**WHAT IS EXPECTED**
From the first entry to the last, repeat them all exactly.
*** RECORDS PROVIDED ***
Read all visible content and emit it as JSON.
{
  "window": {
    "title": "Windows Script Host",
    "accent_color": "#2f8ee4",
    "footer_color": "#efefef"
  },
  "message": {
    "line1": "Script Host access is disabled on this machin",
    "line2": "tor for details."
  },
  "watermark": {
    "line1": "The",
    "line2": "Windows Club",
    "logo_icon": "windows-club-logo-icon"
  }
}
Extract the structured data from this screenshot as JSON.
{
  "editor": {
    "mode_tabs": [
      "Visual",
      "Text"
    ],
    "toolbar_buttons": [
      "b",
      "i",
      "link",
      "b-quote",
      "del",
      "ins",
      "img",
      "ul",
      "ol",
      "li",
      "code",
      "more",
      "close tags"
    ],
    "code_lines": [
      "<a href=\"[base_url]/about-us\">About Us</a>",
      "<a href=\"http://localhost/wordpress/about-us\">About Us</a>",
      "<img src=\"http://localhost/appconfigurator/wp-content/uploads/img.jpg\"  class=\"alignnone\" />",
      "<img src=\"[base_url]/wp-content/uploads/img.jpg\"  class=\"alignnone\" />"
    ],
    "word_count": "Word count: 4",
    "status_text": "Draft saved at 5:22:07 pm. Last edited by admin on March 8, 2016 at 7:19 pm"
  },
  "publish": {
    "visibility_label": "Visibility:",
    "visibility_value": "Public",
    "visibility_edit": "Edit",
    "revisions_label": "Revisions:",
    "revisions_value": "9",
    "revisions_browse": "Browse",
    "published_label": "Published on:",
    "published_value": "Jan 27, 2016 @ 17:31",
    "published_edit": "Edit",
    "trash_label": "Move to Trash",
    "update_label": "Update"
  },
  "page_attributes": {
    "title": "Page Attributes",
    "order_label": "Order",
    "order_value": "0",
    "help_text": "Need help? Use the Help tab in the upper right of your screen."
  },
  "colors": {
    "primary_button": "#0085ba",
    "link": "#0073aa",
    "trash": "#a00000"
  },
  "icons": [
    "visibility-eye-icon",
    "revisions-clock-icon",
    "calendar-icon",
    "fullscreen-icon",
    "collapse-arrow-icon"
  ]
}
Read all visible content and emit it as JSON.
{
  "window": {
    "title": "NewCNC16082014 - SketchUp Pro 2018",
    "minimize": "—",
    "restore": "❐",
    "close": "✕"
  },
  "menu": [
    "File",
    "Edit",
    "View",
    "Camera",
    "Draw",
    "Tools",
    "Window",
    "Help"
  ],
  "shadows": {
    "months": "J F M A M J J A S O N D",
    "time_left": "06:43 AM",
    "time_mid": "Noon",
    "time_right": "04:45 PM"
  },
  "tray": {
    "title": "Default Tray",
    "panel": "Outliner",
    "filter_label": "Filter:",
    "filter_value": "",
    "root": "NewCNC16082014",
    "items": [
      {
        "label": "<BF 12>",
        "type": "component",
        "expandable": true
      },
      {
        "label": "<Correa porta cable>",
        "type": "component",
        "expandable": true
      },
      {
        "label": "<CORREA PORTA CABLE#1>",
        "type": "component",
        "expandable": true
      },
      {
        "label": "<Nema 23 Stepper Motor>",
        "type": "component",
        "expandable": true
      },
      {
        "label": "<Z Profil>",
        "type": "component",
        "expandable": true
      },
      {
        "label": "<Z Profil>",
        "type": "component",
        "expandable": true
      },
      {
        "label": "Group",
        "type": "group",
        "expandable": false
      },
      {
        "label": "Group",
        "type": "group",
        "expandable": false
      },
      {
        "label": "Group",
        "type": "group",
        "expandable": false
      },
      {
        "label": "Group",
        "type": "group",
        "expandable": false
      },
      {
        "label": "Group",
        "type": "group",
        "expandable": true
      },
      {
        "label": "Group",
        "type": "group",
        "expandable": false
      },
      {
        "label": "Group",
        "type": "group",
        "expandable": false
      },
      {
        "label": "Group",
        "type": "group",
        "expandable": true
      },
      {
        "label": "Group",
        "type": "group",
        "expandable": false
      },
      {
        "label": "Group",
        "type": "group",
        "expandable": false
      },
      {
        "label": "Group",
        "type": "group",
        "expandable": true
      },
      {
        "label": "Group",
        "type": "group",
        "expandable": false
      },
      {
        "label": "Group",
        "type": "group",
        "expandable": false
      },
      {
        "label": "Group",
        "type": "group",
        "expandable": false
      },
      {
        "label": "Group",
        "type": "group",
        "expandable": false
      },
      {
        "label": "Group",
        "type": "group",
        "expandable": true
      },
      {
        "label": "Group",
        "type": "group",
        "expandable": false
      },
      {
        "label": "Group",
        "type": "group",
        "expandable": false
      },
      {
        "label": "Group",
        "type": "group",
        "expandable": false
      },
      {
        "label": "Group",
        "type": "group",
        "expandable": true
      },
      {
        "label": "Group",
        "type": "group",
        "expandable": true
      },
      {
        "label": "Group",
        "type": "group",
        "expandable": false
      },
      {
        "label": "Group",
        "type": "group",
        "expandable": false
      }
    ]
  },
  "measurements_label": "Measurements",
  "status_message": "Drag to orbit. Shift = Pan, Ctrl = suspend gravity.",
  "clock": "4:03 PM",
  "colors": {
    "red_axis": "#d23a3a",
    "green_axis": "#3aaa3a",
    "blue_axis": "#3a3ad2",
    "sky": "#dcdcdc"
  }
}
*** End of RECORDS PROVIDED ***
**EXPECTED ANSWER**
Read all visible content and emit it as JSON.
{
  "window": {
    "title": "Windows Script Host",
    "accent_color": "#2f8ee4",
    "footer_color": "#efefef"
  },
  "message": {
    "line1": "Script Host access is disabled on this machin",
    "line2": "tor for details."
  },
  "watermark": {
    "line1": "The",
    "line2": "Windows Club",
    "logo_icon": "windows-club-logo-icon"
  }
}
Extract the structured data from this screenshot as JSON.
{
  "editor": {
    "mode_tabs": [
      "Visual",
      "Text"
    ],
    "toolbar_buttons": [
      "b",
      "i",
      "link",
      "b-quote",
      "del",
      "ins",
      "img",
      "ul",
      "ol",
      "li",
      "code",
      "more",
      "close tags"
    ],
    "code_lines": [
      "<a href=\"[base_url]/about-us\">About Us</a>",
      "<a href=\"http://localhost/wordpress/about-us\">About Us</a>",
      "<img src=\"http://localhost/appconfigurator/wp-content/uploads/img.jpg\"  class=\"alignnone\" />",
      "<img src=\"[base_url]/wp-content/uploads/img.jpg\"  class=\"alignnone\" />"
    ],
    "word_count": "Word count: 4",
    "status_text": "Draft saved at 5:22:07 pm. Last edited by admin on March 8, 2016 at 7:19 pm"
  },
  "publish": {
    "visibility_label": "Visibility:",
    "visibility_value": "Public",
    "visibility_edit": "Edit",
    "revisions_label": "Revisions:",
    "revisions_value": "9",
    "revisions_browse": "Browse",
    "published_label": "Published on:",
    "published_value": "Jan 27, 2016 @ 17:31",
    "published_edit": "Edit",
    "trash_label": "Move to Trash",
    "update_label": "Update"
  },
  "page_attributes": {
    "title": "Page Attributes",
    "order_label": "Order",
    "order_value": "0",
    "help_text": "Need help? Use the Help tab in the upper right of your screen."
  },
  "colors": {
    "primary_button": "#0085ba",
    "link": "#0073aa",
    "trash": "#a00000"
  },
  "icons": [
    "visibility-eye-icon",
    "revisions-clock-icon",
    "calendar-icon",
    "fullscreen-icon",
    "collapse-arrow-icon"
  ]
}
Read all visible content and emit it as JSON.
{
  "window": {
    "title": "NewCNC16082014 - SketchUp Pro 2018",
    "minimize": "—",
    "restore": "❐",
    "close": "✕"
  },
  "menu": [
    "File",
    "Edit",
    "View",
    "Camera",
    "Draw",
    "Tools",
    "Window",
    "Help"
  ],
  "shadows": {
    "months": "J F M A M J J A S O N D",
    "time_left": "06:43 AM",
    "time_mid": "Noon",
    "time_right": "04:45 PM"
  },
  "tray": {
    "title": "Default Tray",
    "panel": "Outliner",
    "filter_label": "Filter:",
    "filter_value": "",
    "root": "NewCNC16082014",
    "items": [
      {
        "label": "<BF 12>",
        "type": "component",
        "expandable": true
      },
      {
        "label": "<Correa porta cable>",
        "type": "component",
        "expandable": true
      },
      {
        "label": "<CORREA PORTA CABLE#1>",
        "type": "component",
        "expandable": true
      },
      {
        "label": "<Nema 23 Stepper Motor>",
        "type": "component",
        "expandable": true
      },
      {
        "label": "<Z Profil>",
        "type": "component",
        "expandable": true
      },
      {
        "label": "<Z Profil>",
        "type": "component",
        "expandable": true
      },
      {
        "label": "Group",
        "type": "group",
        "expandable": false
      },
      {
        "label": "Group",
        "type": "group",
        "expandable": false
      },
      {
        "label": "Group",
        "type": "group",
        "expandable": false
      },
      {
        "label": "Group",
        "type": "group",
        "expandable": false
      },
      {
        "label": "Group",
        "type": "group",
        "expandable": true
      },
      {
        "label": "Group",
        "type": "group",
        "expandable": false
      },
      {
        "label": "Group",
        "type": "group",
        "expandable": false
      },
      {
        "label": "Group",
        "type": "group",
        "expandable": true
      },
      {
        "label": "Group",
        "type": "group",
        "expandable": false
      },
      {
        "label": "Group",
        "type": "group",
        "expandable": false
      },
      {
        "label": "Group",
        "type": "group",
        "expandable": true
      },
      {
        "label": "Group",
        "type": "group",
        "expandable": false
      },
      {
        "label": "Group",
        "type": "group",
        "expandable": false
      },
      {
        "label": "Group",
        "type": "group",
        "expandable": false
      },
      {
        "label": "Group",
        "type": "group",
        "expandable": false
      },
      {
        "label": "Group",
        "type": "group",
        "expandable": true
      },
      {
        "label": "Group",
        "type": "group",
        "expandable": false
      },
      {
        "label": "Group",
        "type": "group",
        "expandable": false
      },
      {
        "label": "Group",
        "type": "group",
        "expandable": false
      },
      {
        "label": "Group",
        "type": "group",
        "expandable": true
      },
      {
        "label": "Group",
        "type": "group",
        "expandable": true
      },
      {
        "label": "Group",
        "type": "group",
        "expandable": false
      },
      {
        "label": "Group",
        "type": "group",
        "expandable": false
      }
    ]
  },
  "measurements_label": "Measurements",
  "status_message": "Drag to orbit. Shift = Pan, Ctrl = suspend gravity.",
  "clock": "4:03 PM",
  "colors": {
    "red_axis": "#d23a3a",
    "green_axis": "#3aaa3a",
    "blue_axis": "#3a3ad2",
    "sky": "#dcdcdc"
  }
}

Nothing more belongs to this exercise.